Data excerpts ->

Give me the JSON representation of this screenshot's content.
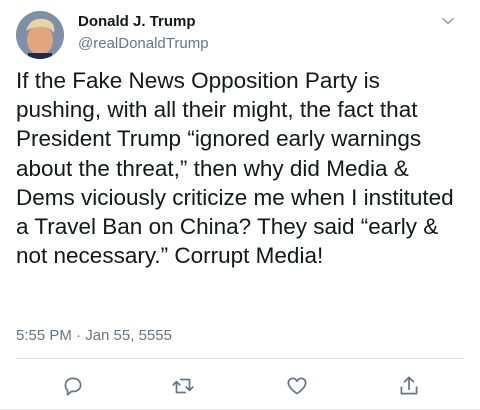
{
  "author": {
    "name": "Donald J. Trump",
    "handle": "@realDonaldTrump"
  },
  "tweet": {
    "text": "If the Fake News Opposition Party is pushing, with all their might, the fact that President Trump “ignored early warnings about the threat,” then why did Media & Dems viciously criticize me when I instituted a Travel Ban on China? They said “early & not necessary.” Corrupt Media!",
    "timestamp": "5:55 PM · Jan 55, 5555"
  },
  "icons": {
    "menu": "chevron-down-icon",
    "reply": "reply-icon",
    "retweet": "retweet-icon",
    "like": "like-icon",
    "share": "share-icon"
  },
  "colors": {
    "text": "#14171a",
    "secondary": "#657786",
    "divider": "#e1e8ed"
  }
}
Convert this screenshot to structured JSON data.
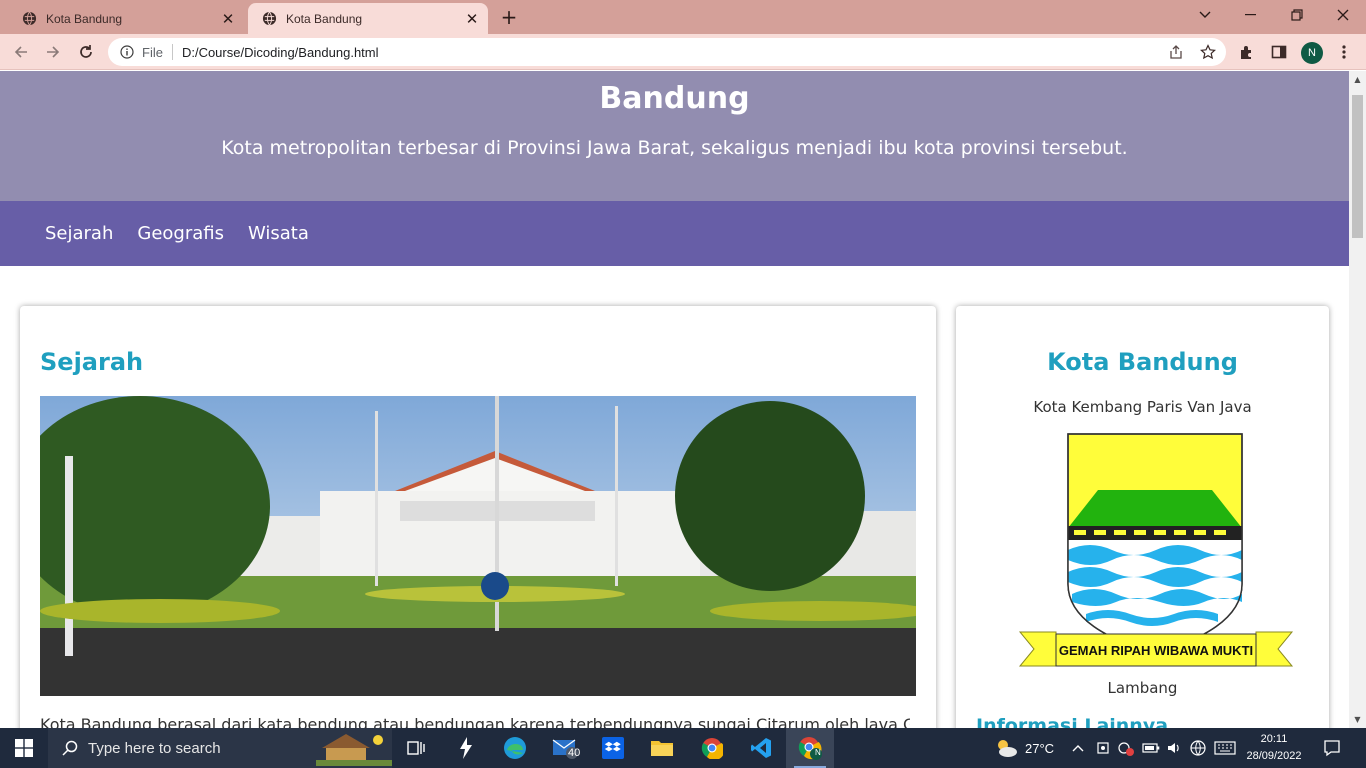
{
  "browser": {
    "tabs": [
      {
        "title": "Kota Bandung",
        "active": false
      },
      {
        "title": "Kota Bandung",
        "active": true
      }
    ],
    "address": {
      "scheme_label": "File",
      "url": "D:/Course/Dicoding/Bandung.html"
    },
    "profile_initial": "N"
  },
  "page": {
    "header": {
      "title": "Bandung",
      "subtitle": "Kota metropolitan terbesar di Provinsi Jawa Barat, sekaligus menjadi ibu kota provinsi tersebut."
    },
    "nav": [
      "Sejarah",
      "Geografis",
      "Wisata"
    ],
    "main": {
      "heading": "Sejarah",
      "text": "Kota Bandung berasal dari kata bendung atau bendungan karena terbendungnya sungai Citarum oleh lava Gunung"
    },
    "aside": {
      "heading": "Kota Bandung",
      "tagline": "Kota Kembang Paris Van Java",
      "emblem_motto": "GEMAH RIPAH WIBAWA MUKTI",
      "emblem_caption": "Lambang",
      "more_heading": "Informasi Lainnya"
    },
    "colors": {
      "header_bg": "#928db0",
      "nav_bg": "#675ea7",
      "heading": "#1f9fbf"
    }
  },
  "taskbar": {
    "search_placeholder": "Type here to search",
    "mail_badge": "40",
    "weather": "27°C",
    "time": "20:11",
    "date": "28/09/2022",
    "profile_initial": "N"
  }
}
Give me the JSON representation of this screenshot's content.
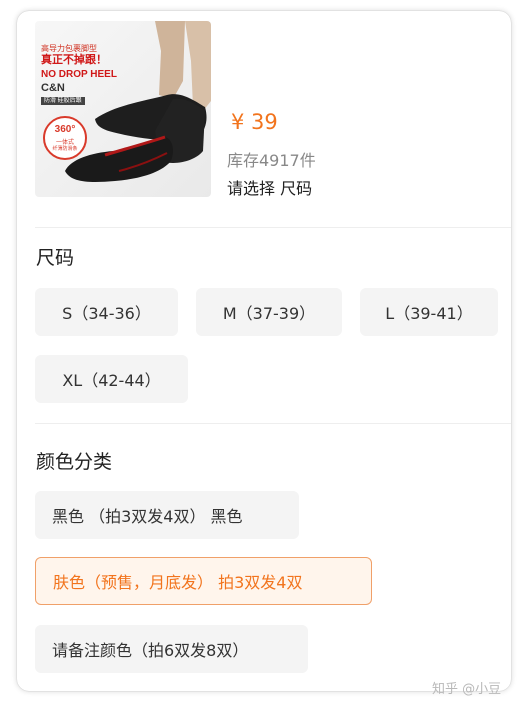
{
  "product": {
    "image_text": {
      "line1": "高导力包裹脚型",
      "line2": "真正不掉跟！",
      "line3": "NO DROP HEEL",
      "brand": "C&N",
      "tag": "防滑 硅胶后跟",
      "badge_degree": "360°",
      "badge_line1": "一体式",
      "badge_line2": "纤薄防滑条"
    },
    "price": "¥ 39",
    "stock": "库存4917件",
    "select_hint": "请选择 尺码"
  },
  "size_section": {
    "title": "尺码",
    "options": [
      "S（34-36）",
      "M（37-39）",
      "L（39-41）",
      "XL（42-44）"
    ]
  },
  "color_section": {
    "title": "颜色分类",
    "options": [
      "黑色 （拍3双发4双） 黑色",
      "肤色（预售，月底发） 拍3双发4双",
      "请备注颜色（拍6双发8双）"
    ],
    "selected_index": 1
  },
  "watermark": "知乎 @小豆",
  "colors": {
    "accent": "#f2741d",
    "chip_bg": "#f4f4f4",
    "selected_border": "#f0a069",
    "selected_bg": "#fff5ec"
  }
}
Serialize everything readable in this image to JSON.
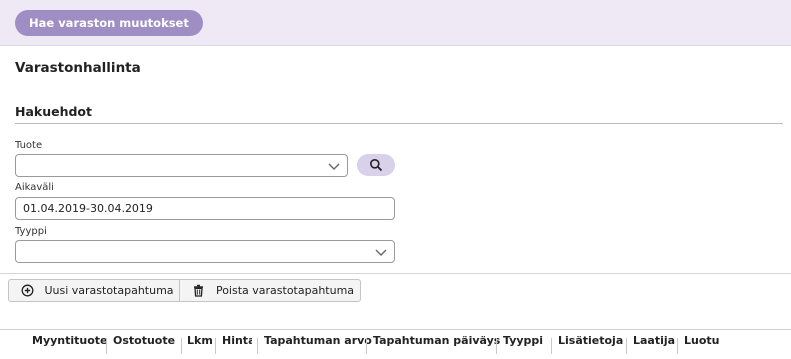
{
  "header": {
    "fetch_button_label": "Hae varaston muutokset"
  },
  "page": {
    "title": "Varastonhallinta"
  },
  "search": {
    "section_title": "Hakuehdot",
    "product": {
      "label": "Tuote",
      "value": ""
    },
    "period": {
      "label": "Aikaväli",
      "value": "01.04.2019-30.04.2019"
    },
    "type": {
      "label": "Tyyppi",
      "value": ""
    }
  },
  "toolbar": {
    "new_label": "Uusi varastotapahtuma",
    "delete_label": "Poista varastotapahtuma"
  },
  "grid": {
    "columns": [
      "Myyntituote",
      "Ostotuote",
      "Lkm",
      "Hinta",
      "Tapahtuman arvo",
      "Tapahtuman päiväys",
      "Tyyppi",
      "Lisätietoja",
      "Laatija",
      "Luotu"
    ]
  },
  "colors": {
    "accent": "#9e8ec4",
    "accent_light": "#d9d0ea",
    "topbar_bg": "#efe9f6"
  },
  "icons": {
    "search": "search-icon",
    "dropdown": "chevron-down-icon",
    "add": "plus-circle-icon",
    "delete": "trash-icon"
  }
}
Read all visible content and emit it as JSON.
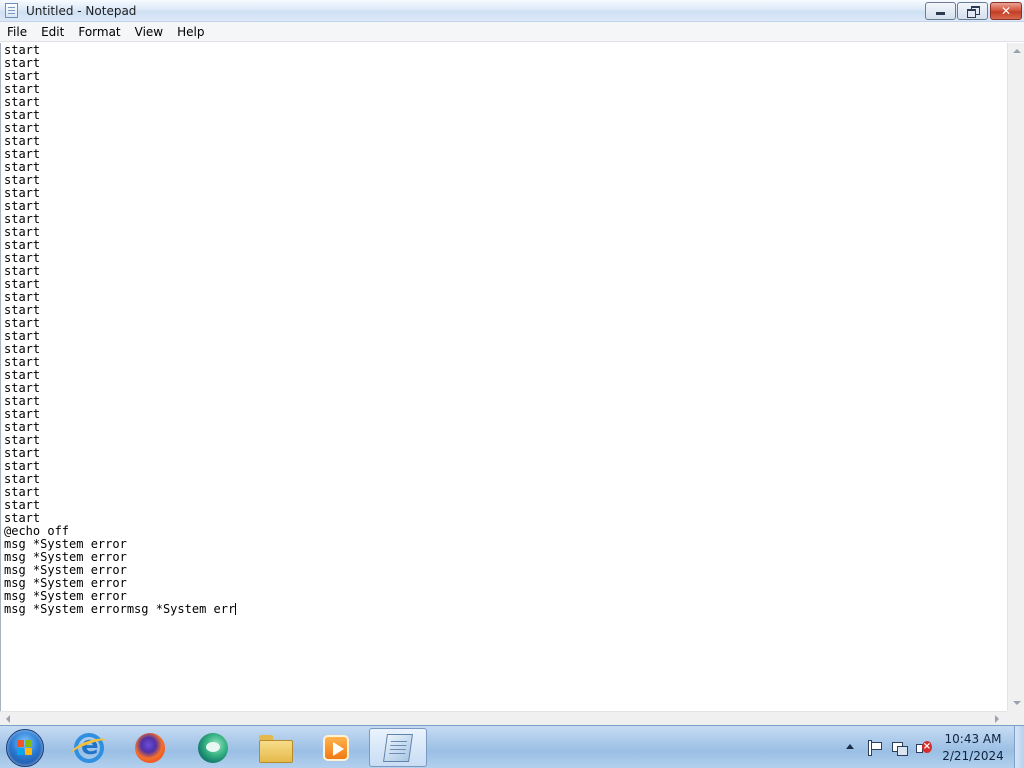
{
  "window": {
    "title": "Untitled - Notepad"
  },
  "menu": {
    "items": [
      {
        "label": "File"
      },
      {
        "label": "Edit"
      },
      {
        "label": "Format"
      },
      {
        "label": "View"
      },
      {
        "label": "Help"
      }
    ]
  },
  "editor": {
    "content": "start\nstart\nstart\nstart\nstart\nstart\nstart\nstart\nstart\nstart\nstart\nstart\nstart\nstart\nstart\nstart\nstart\nstart\nstart\nstart\nstart\nstart\nstart\nstart\nstart\nstart\nstart\nstart\nstart\nstart\nstart\nstart\nstart\nstart\nstart\nstart\nstart\n@echo off\nmsg *System error\nmsg *System error\nmsg *System error\nmsg *System error\nmsg *System error\nmsg *System errormsg *System err"
  },
  "taskbar": {
    "pinned": [
      {
        "name": "internet-explorer-icon"
      },
      {
        "name": "firefox-icon"
      },
      {
        "name": "edge-icon"
      },
      {
        "name": "file-explorer-icon"
      },
      {
        "name": "media-player-icon"
      },
      {
        "name": "notepad-icon",
        "active": true
      }
    ]
  },
  "tray": {
    "time": "10:43 AM",
    "date": "2/21/2024",
    "icons": [
      "action-center-flag-icon",
      "network-icon",
      "volume-muted-icon"
    ]
  },
  "colors": {
    "titlebar": "#dce9f8",
    "taskbar": "#a9c8e9",
    "close_button": "#c23d25"
  }
}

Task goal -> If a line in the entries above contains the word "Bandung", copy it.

Response for this exercise ->
        "title": "Kota Bandung",
        "title": "Kota Bandung",
      "url": "D:/Course/Dicoding/Bandung.html"
      "title": "Bandung",
      "text": "Kota Bandung berasal dari kata bendung atau bendungan karena terbendungnya sungai Citarum oleh lava Gunung"
      "heading": "Kota Bandung",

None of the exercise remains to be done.